BEGIN Data for analysis
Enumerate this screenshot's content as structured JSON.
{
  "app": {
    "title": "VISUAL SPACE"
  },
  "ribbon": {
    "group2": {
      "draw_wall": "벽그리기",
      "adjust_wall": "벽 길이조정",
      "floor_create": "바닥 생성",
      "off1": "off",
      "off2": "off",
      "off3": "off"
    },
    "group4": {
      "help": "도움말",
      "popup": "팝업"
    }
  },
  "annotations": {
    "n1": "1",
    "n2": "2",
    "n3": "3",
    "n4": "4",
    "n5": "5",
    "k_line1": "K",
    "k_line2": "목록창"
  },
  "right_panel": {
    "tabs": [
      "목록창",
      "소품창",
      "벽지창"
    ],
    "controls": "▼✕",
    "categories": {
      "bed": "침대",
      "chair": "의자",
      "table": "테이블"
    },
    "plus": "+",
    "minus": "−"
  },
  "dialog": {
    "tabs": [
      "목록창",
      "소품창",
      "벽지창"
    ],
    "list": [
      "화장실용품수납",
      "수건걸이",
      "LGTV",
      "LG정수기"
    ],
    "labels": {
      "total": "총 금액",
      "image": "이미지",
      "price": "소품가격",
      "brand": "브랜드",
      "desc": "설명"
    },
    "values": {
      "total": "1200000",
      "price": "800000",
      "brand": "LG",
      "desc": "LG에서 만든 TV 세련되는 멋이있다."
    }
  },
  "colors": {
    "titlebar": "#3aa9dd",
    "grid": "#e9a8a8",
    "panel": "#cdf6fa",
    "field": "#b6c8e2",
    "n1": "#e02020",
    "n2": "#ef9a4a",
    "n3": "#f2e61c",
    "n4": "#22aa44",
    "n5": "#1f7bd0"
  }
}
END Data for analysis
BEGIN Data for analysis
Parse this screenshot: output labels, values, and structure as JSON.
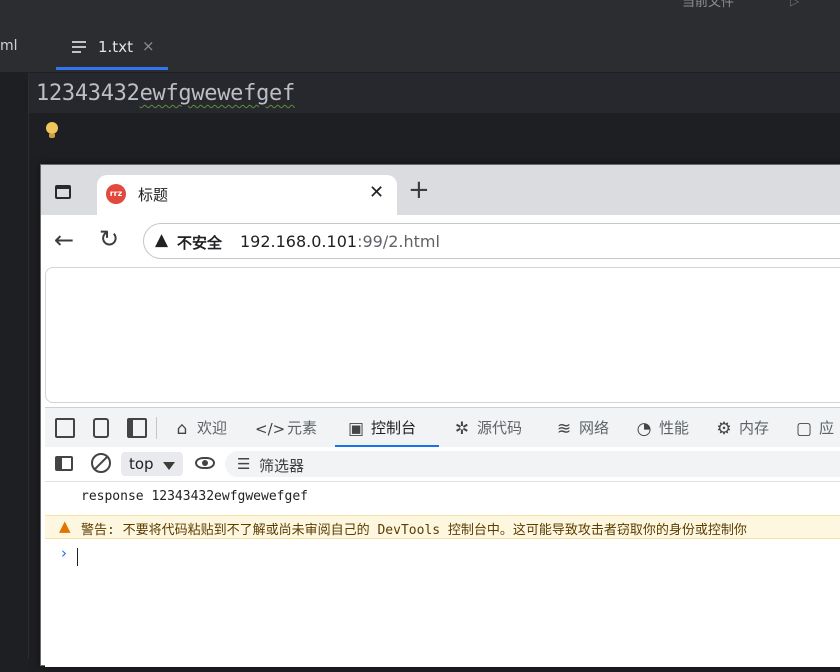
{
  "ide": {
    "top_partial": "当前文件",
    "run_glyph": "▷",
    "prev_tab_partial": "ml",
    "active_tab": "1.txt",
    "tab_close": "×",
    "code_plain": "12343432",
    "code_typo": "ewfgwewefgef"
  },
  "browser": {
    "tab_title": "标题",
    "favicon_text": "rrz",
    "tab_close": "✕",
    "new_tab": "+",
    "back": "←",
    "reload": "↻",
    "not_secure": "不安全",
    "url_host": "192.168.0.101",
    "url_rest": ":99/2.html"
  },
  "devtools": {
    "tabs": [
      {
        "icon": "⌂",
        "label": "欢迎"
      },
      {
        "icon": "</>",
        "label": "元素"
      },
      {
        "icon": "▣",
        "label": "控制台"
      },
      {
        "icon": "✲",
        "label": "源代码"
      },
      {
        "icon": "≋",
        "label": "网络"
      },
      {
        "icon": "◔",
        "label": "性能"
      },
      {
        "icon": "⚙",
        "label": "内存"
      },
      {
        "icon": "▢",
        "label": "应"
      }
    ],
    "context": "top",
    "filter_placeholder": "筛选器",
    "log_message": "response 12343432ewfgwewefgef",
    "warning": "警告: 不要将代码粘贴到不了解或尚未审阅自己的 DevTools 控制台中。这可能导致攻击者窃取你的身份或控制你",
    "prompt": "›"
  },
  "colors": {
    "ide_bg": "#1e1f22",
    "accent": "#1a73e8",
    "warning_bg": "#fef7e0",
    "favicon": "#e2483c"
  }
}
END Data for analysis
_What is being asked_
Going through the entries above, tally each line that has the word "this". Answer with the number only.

_Result below_
2